Mike Vizard: Do you have any advice for folks? Because what we’re talking about here is as much cultural as it is technical. Do I take all these C-level folks and lock them in a room every six months to figure out the plan or is there some way to approach this with them or a rational thought process?

Ana Pinczuk: You know it’s a really great question, because by the way I feel like the days of doing an annual plan and then things are locked in for the year or even six months for a CIO and thinking that that’s the plan that you have I feel like those days are over. What’s happening instead is I’ve viewed C-Suites working on a continue, you know a rolling basis. You know you sort of have a rolling plan.

I mean think about COVID you know. Think about the global situation today where you might be having to you know shift where your factories are or shift where your people are, et cetera, right? So I think CIOs need to work with the C-Suite, understand what the priorities are for you know one to three years, where we’re going. Then you know put together… The way I like to think about it is put together a one-year plan, have a vision for three years and then execute on a monthly basis, right, and figure out what you need to do month-to-month and that might shift.

By the way, Michael, I think that’s why you know having vendors as part of your ecosystem that help a CIO that’s super important, right? Because in this time of change, lack of talent, you know access to talent it’s really the ecosystem that’s going to help the CIO. And that ecosystem to your point on culture I think you know for an organization to be tied to an ecosystem and to have the help of others and to learn from partners that’s what enables a culture to change, right? To see that others can help, you’re not alone in this journey, right? The skills can come from somewhere else and other partners can help you do the things you know that you need to do.

In our world you know whether it’s you know CICD or the new secure, you know continuous integration, continuous delivery, or new security things that are needed, you know the CIO brings in, those are, those are things that require new talent, new skills, and new ways of working. That’s where the culture change happens and that’s where partners can really help.

Mike Vizard: All right we’ve been talking about the divide between IT and the business for decades now, do you think that things are getting better or worse?

Ana Pinczuk: I think things are getting better. They’re getting better because I think CEOs recognize that there’s a need for strategic CIOs, that technology is not going anywhere, it’s here to stay and it’s even more fundamental to a business, not just technology of old, you know which is connectivity and ERPs, but things like AIML, right, things like the importance of data. So I think things are getting better, because the CIO has much more.

And anybody with a tech hat by the way has much more of a seat at the table educating the peers in terms of what is needed, right? Then accelerating the role of technology within a company. I think that’s what fundamental is to the extent that we can marry the CIO role to the growth prospects or to the financial prospects and to the customer prospects of a company, that’s what really shines.
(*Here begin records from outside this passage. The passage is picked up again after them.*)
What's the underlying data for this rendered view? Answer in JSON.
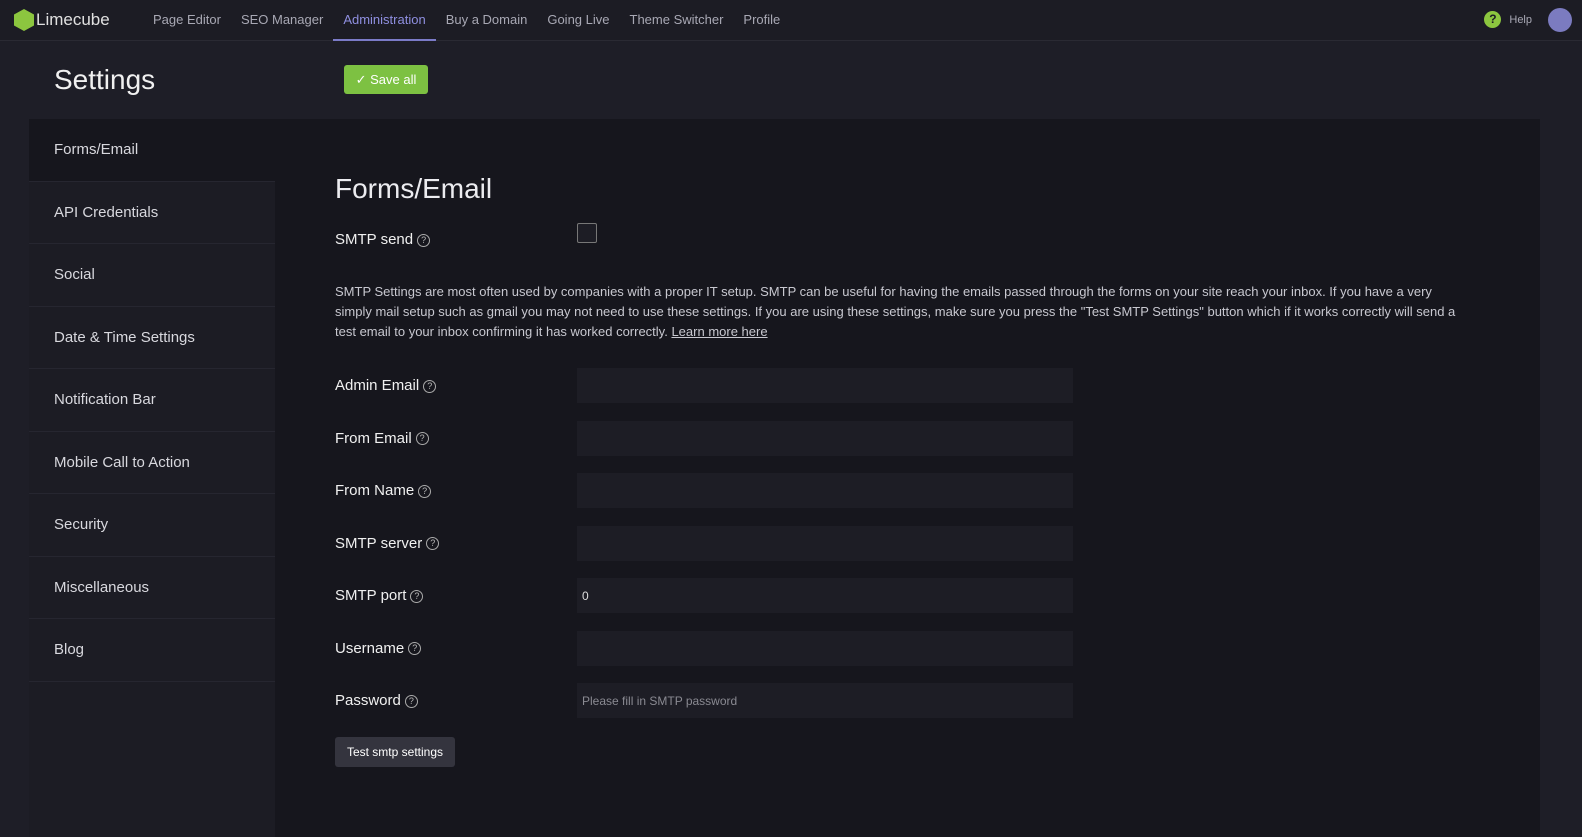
{
  "app": {
    "logo": "Limecube",
    "nav": [
      "Page Editor",
      "SEO Manager",
      "Administration",
      "Buy a Domain",
      "Going Live",
      "Theme Switcher",
      "Profile"
    ],
    "active_nav": "Administration",
    "help": "Help"
  },
  "header": {
    "title": "Settings",
    "save_label": "Save all"
  },
  "sidebar": {
    "items": [
      "Forms/Email",
      "API Credentials",
      "Social",
      "Date & Time Settings",
      "Notification Bar",
      "Mobile Call to Action",
      "Security",
      "Miscellaneous",
      "Blog"
    ]
  },
  "form": {
    "title": "Forms/Email",
    "smtp_send": "SMTP send",
    "smtp_send_checked": false,
    "description": "SMTP Settings are most often used by companies with a proper IT setup. SMTP can be useful for having the emails passed through the forms on your site reach your inbox. If you have a very simply mail setup such as gmail you may not need to use these settings. If you are using these settings, make sure you press the \"Test SMTP Settings\" button which if it works correctly will send a test email to your inbox confirming it has worked correctly. ",
    "learn_more": "Learn more here",
    "fields": [
      {
        "label": "Admin Email",
        "value": "",
        "placeholder": ""
      },
      {
        "label": "From Email",
        "value": "",
        "placeholder": ""
      },
      {
        "label": "From Name",
        "value": "",
        "placeholder": ""
      },
      {
        "label": "SMTP server",
        "value": "",
        "placeholder": ""
      },
      {
        "label": "SMTP port",
        "value": "0",
        "placeholder": ""
      },
      {
        "label": "Username",
        "value": "",
        "placeholder": ""
      },
      {
        "label": "Password",
        "value": "",
        "placeholder": "Please fill in SMTP password"
      }
    ],
    "test_label": "Test smtp settings"
  },
  "colors": {
    "accent": "#8cc63f",
    "nav_active": "#8f8fe0"
  }
}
We’re seeing many, many more CIOs having that role.

Look at the pandemic in terms of vaccine distribution or having access to… In our case we had the South Central Ambulance Service as one of our customers and giving the role of the CIO and the CTO and giving customers the speed that they need. You know in this case to save lives. Technology is really central to all that and I think that’s why it’s getting better, it’s this recognition that without tech and without the CIO and the CTO we’re not going to be as competitive as we need to be as companies.

Mike Vizard: All right so every IT event is a business event and vice versa and you got to start thinking about marrying those two things together.

Ana thanks for being on the show.

Ana Pinczuk: Thank you so much for having me, what a pleasure.

Mike Vizard: All right folks you’ll find this video and along with all our others on digitalcxo.com, we invite you to check them all out. Thank you for spending some time with us just now.

Show Notes